In the same vein, you can solicit blog posts from professionals in your company or merely collaborate with them on brief, industry-related how-to posts. For a financial services firm, topics about personal finance and saving money would be relevant. Interspersing these types of short, bite-sized posts in with longer, company-specific posts provides more variety to readers of a corporate blog.
If your corporate blog does not allow visitor comments, lobby your supervisors to enable them. While you will undoubtedly become a moderator for such comments, which can be a royal pain, there is no better way to engage readers than by giving them a voice as well. Failing this, at least lobby to post an e-mail address on the corporate blog home page where readers can communicate their thoughts directly to the corporate communications team and let you in on the topics they would like to see addressed in the blog.
Finally, when drafting a blog post, ask one final question before publishing it to keep your corporate blog from becoming so laden with marketing-speak that it is of little value to readers. After answering the who, what, where, when and why in the post, be sure to answer the question who cares? Find an angle in your blog post that points out how the information contained in the post is relevant to customers and/or investors.
This guest post is contributed by Barbara Jolie, who writes on the topics of online classes.
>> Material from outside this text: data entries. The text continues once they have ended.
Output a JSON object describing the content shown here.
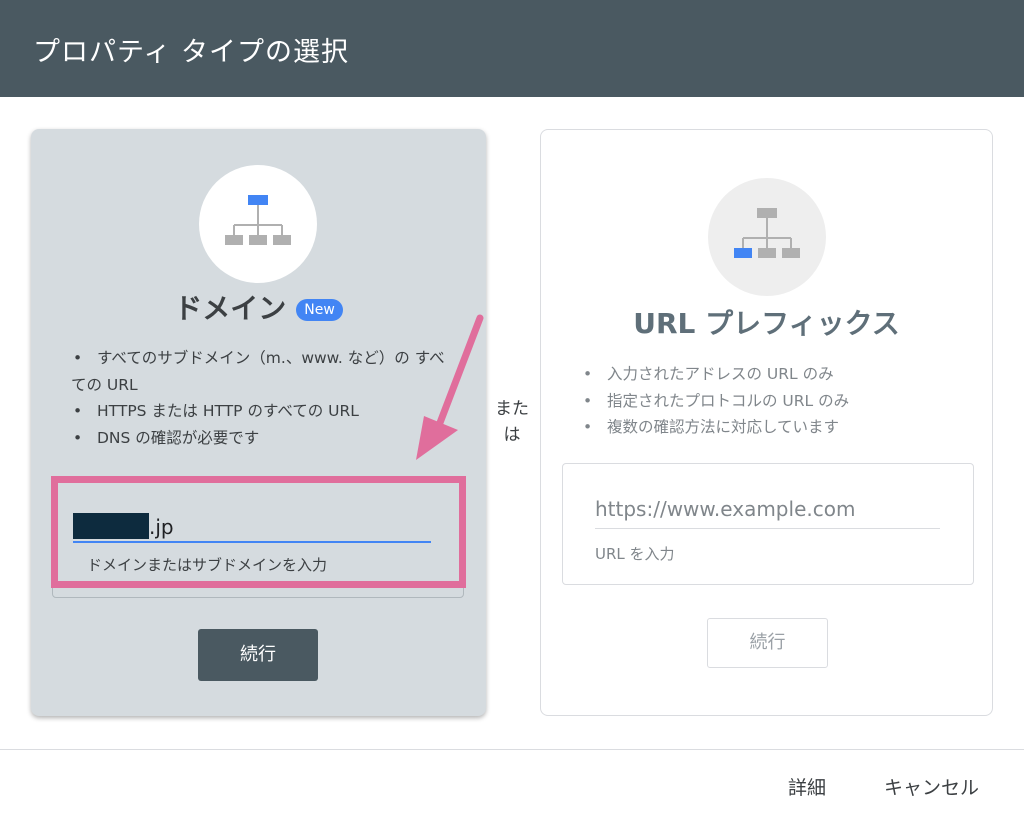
{
  "header": {
    "title": "プロパティ タイプの選択"
  },
  "domain_card": {
    "title": "ドメイン",
    "badge": "New",
    "features": [
      "すべてのサブドメイン（m.、www. など）の すべての URL",
      "HTTPS または HTTP のすべての URL",
      "DNS の確認が必要です"
    ],
    "input_value": ".jp",
    "input_helper": "ドメインまたはサブドメインを入力",
    "continue_label": "続行"
  },
  "separator": {
    "label": "また は"
  },
  "url_card": {
    "title": "URL プレフィックス",
    "features": [
      "入力されたアドレスの URL のみ",
      "指定されたプロトコルの URL のみ",
      "複数の確認方法に対応しています"
    ],
    "input_placeholder": "https://www.example.com",
    "input_helper": "URL を入力",
    "continue_label": "続行"
  },
  "footer": {
    "details_label": "詳細",
    "cancel_label": "キャンセル"
  },
  "colors": {
    "header_bg": "#4a5961",
    "accent_blue": "#4285f4",
    "highlight_pink": "#e06e9c",
    "selected_card_bg": "#d5dbdf"
  },
  "icons": {
    "domain_card": "sitemap-icon",
    "url_card": "sitemap-icon",
    "annotation": "arrow-icon"
  }
}
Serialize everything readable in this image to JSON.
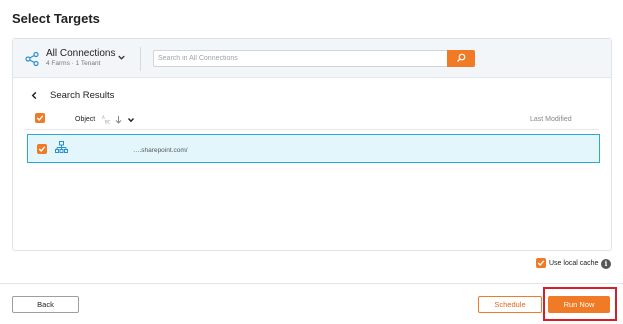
{
  "page": {
    "title": "Select Targets"
  },
  "connections": {
    "title": "All Connections",
    "subtitle": "4 Farms · 1 Tenant",
    "icon": "share-nodes-icon",
    "caret_icon": "chevron-down-icon"
  },
  "search": {
    "placeholder": "Search in All Connections",
    "value": "",
    "button_icon": "search-icon"
  },
  "results": {
    "title": "Search Results",
    "columns": {
      "object": "Object",
      "last_modified": "Last Modified"
    },
    "select_all_checked": true,
    "rows": [
      {
        "checked": true,
        "icon": "site-hierarchy-icon",
        "url": "….sharepoint.com/",
        "last_modified": ""
      }
    ]
  },
  "options": {
    "local_cache_label": "Use local cache",
    "local_cache_checked": true,
    "info_icon": "info-icon",
    "info_glyph": "i"
  },
  "footer": {
    "back_label": "Back",
    "schedule_label": "Schedule",
    "run_label": "Run Now"
  },
  "colors": {
    "accent": "#f07a25",
    "selection_border": "#29a9d8",
    "selection_bg": "#e3f6fc",
    "highlight": "#d61f26"
  }
}
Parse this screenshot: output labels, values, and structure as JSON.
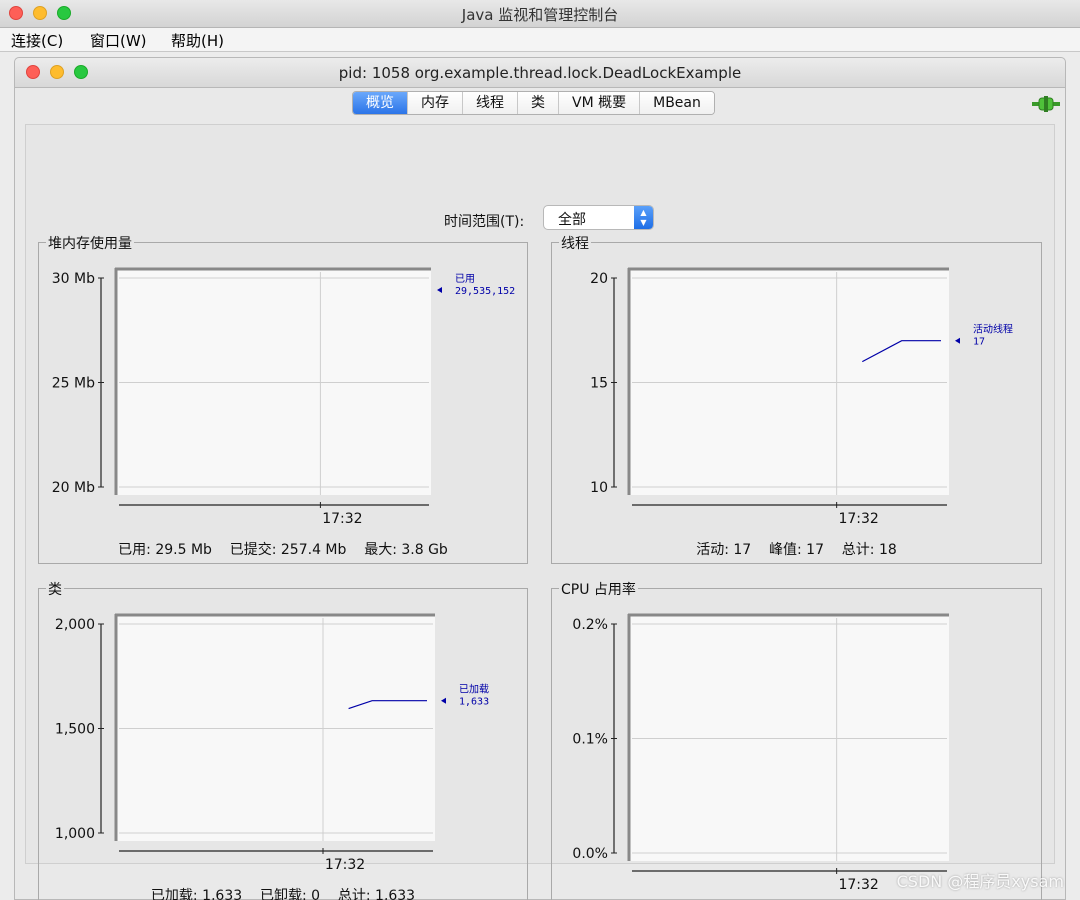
{
  "app_title": "Java 监视和管理控制台",
  "menu": [
    "连接(C)",
    "窗口(W)",
    "帮助(H)"
  ],
  "connection_title": "pid: 1058 org.example.thread.lock.DeadLockExample",
  "tabs": [
    "概览",
    "内存",
    "线程",
    "类",
    "VM 概要",
    "MBean"
  ],
  "active_tab": "概览",
  "time_range": {
    "label": "时间范围(T):",
    "value": "全部"
  },
  "colors": {
    "series": "#0000a8",
    "tab_active": "#2b74e8"
  },
  "panels": {
    "heap": {
      "title": "堆内存使用量",
      "stats": "已用: 29.5 Mb    已提交: 257.4 Mb    最大: 3.8 Gb"
    },
    "threads": {
      "title": "线程",
      "stats": "活动: 17    峰值: 17    总计: 18"
    },
    "classes": {
      "title": "类",
      "stats": "已加载: 1,633    已卸载: 0    总计: 1,633"
    },
    "cpu": {
      "title": "CPU 占用率",
      "stats": ""
    }
  },
  "chart_data": [
    {
      "type": "line",
      "title": "堆内存使用量",
      "yticks": [
        "20 Mb",
        "25 Mb",
        "30 Mb"
      ],
      "ylim": [
        20,
        30
      ],
      "xticks": [
        "17:32"
      ],
      "series": [
        {
          "name": "已用",
          "value_label": "29,535,152",
          "x": [],
          "y": []
        }
      ]
    },
    {
      "type": "line",
      "title": "线程",
      "yticks": [
        "10",
        "15",
        "20"
      ],
      "ylim": [
        10,
        20
      ],
      "xticks": [
        "17:32"
      ],
      "series": [
        {
          "name": "活动线程",
          "value_label": "17",
          "x": [
            0.0,
            0.5,
            1.0
          ],
          "y": [
            16,
            17,
            17
          ]
        }
      ]
    },
    {
      "type": "line",
      "title": "类",
      "yticks": [
        "1,000",
        "1,500",
        "2,000"
      ],
      "ylim": [
        1000,
        2000
      ],
      "xticks": [
        "17:32"
      ],
      "series": [
        {
          "name": "已加载",
          "value_label": "1,633",
          "x": [
            0.0,
            0.3,
            1.0
          ],
          "y": [
            1595,
            1633,
            1633
          ]
        }
      ]
    },
    {
      "type": "line",
      "title": "CPU 占用率",
      "yticks": [
        "0.0%",
        "0.1%",
        "0.2%"
      ],
      "ylim": [
        0,
        0.2
      ],
      "xticks": [
        "17:32"
      ],
      "series": []
    }
  ],
  "watermark": "CSDN @程序员xysam"
}
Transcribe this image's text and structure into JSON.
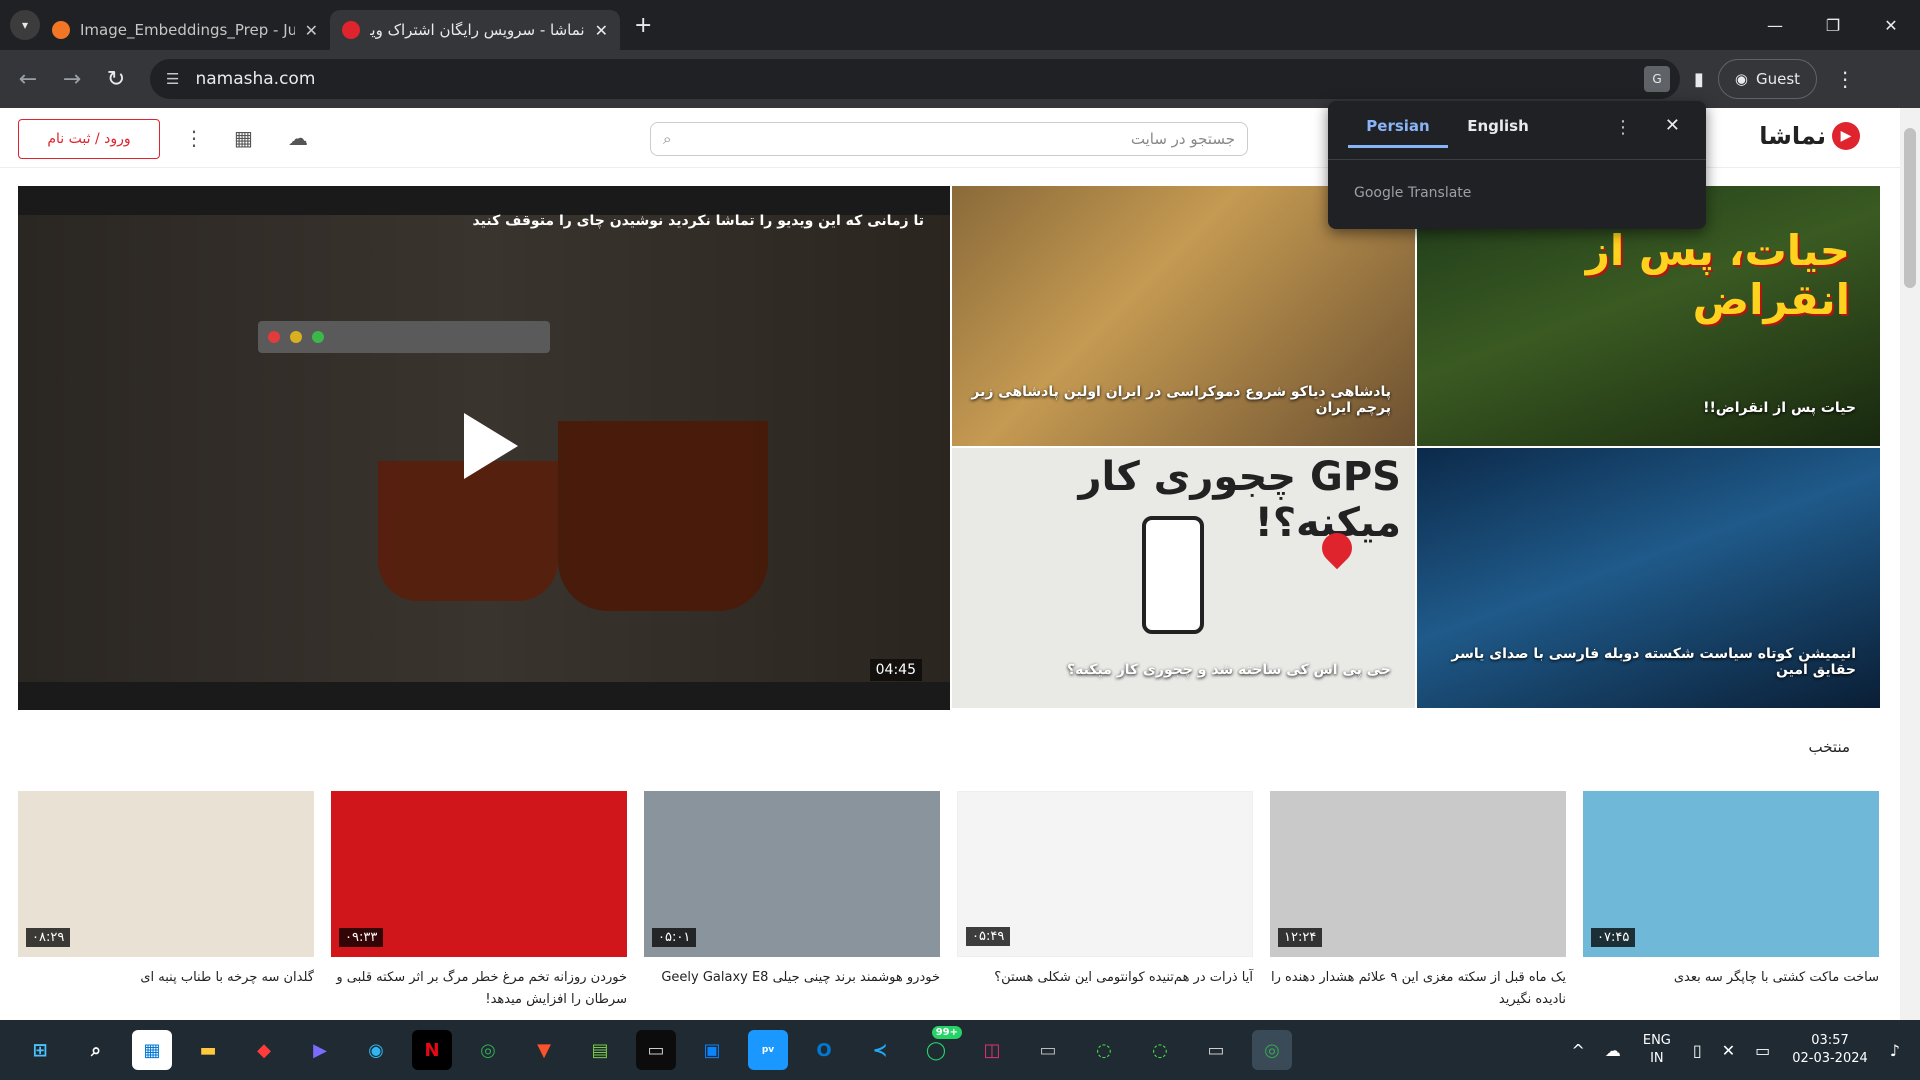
{
  "browser": {
    "tabs": [
      {
        "title": "Image_Embeddings_Prep - Jupy",
        "active": false
      },
      {
        "title": "نماشا - سرویس رایگان اشتراک ویدیو",
        "active": true
      }
    ],
    "url": "namasha.com",
    "profile": "Guest"
  },
  "header": {
    "login": "ورود / ثبت نام",
    "search_placeholder": "جستجو در سایت",
    "logo": "نماشا"
  },
  "translate_popup": {
    "tab_persian": "Persian",
    "tab_english": "English",
    "brand": "Google Translate"
  },
  "hero": {
    "title": "تا زمانی که این ویدیو را تماشا نکردید نوشیدن چای را متوقف کنید",
    "duration": "04:45"
  },
  "tiles": [
    {
      "caption": "پادشاهی دیاکو شروع دموکراسی در ایران اولین پادشاهی زیر پرچم ایران",
      "overlay": ""
    },
    {
      "caption": "حیات پس از انقراض!!",
      "overlay": "حیات، پس از انقراض"
    },
    {
      "caption": "جی پی اس کی ساخته شد و چجوری کار میکنه؟",
      "overlay": "GPS چجوری کار میکنه؟!"
    },
    {
      "caption": "انیمیشن کوتاه سیاست شکسته دوبله فارسی با صدای یاسر حقایق امین",
      "overlay": ""
    }
  ],
  "section_title": "منتخب",
  "cards": [
    {
      "title": "گلدان سه چرخه با طناب پنبه ای",
      "duration": "۰۸:۲۹",
      "color": "#e8e1d4"
    },
    {
      "title": "خوردن روزانه تخم مرغ خطر مرگ بر اثر سکته قلبی و سرطان را افزایش میدهد!",
      "duration": "۰۹:۳۳",
      "color": "#d0151b"
    },
    {
      "title": "خودرو هوشمند برند چینی جیلی Geely Galaxy E8",
      "duration": "۰۵:۰۱",
      "color": "#8a949c"
    },
    {
      "title": "آیا ذرات در هم‌تنیده کوانتومی این شکلی هستن؟",
      "duration": "۰۵:۴۹",
      "color": "#f4f4f4"
    },
    {
      "title": "یک ماه قبل از سکته مغزی این ۹ علائم هشدار دهنده را نادیده نگیرید",
      "duration": "۱۲:۲۴",
      "color": "#c9c9c9"
    },
    {
      "title": "ساخت ماکت کشتی با چاپگر سه بعدی",
      "duration": "۰۷:۴۵",
      "color": "#6fb8d8"
    }
  ],
  "taskbar": {
    "lang_top": "ENG",
    "lang_bottom": "IN",
    "time": "03:57",
    "date": "02-03-2024",
    "whatsapp_badge": "99+"
  }
}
She welcomes your comments at her email Id: firstname.lastname@example.org.
Latest posts by Lucy Nixon (see all)
- Attention, Personalisation and the Holodeck - October 16, 2016
- The Combination Approach: Using Multiple Recruitment Strategies - June 30, 2016
- B2B Social Media: do’s and don’ts - April 21, 2016
- Promoting CSR & Employee Volunteer Programs - April 14, 2016
- What’s in Your Tone? How to Communicate Effectively - March 24, 2016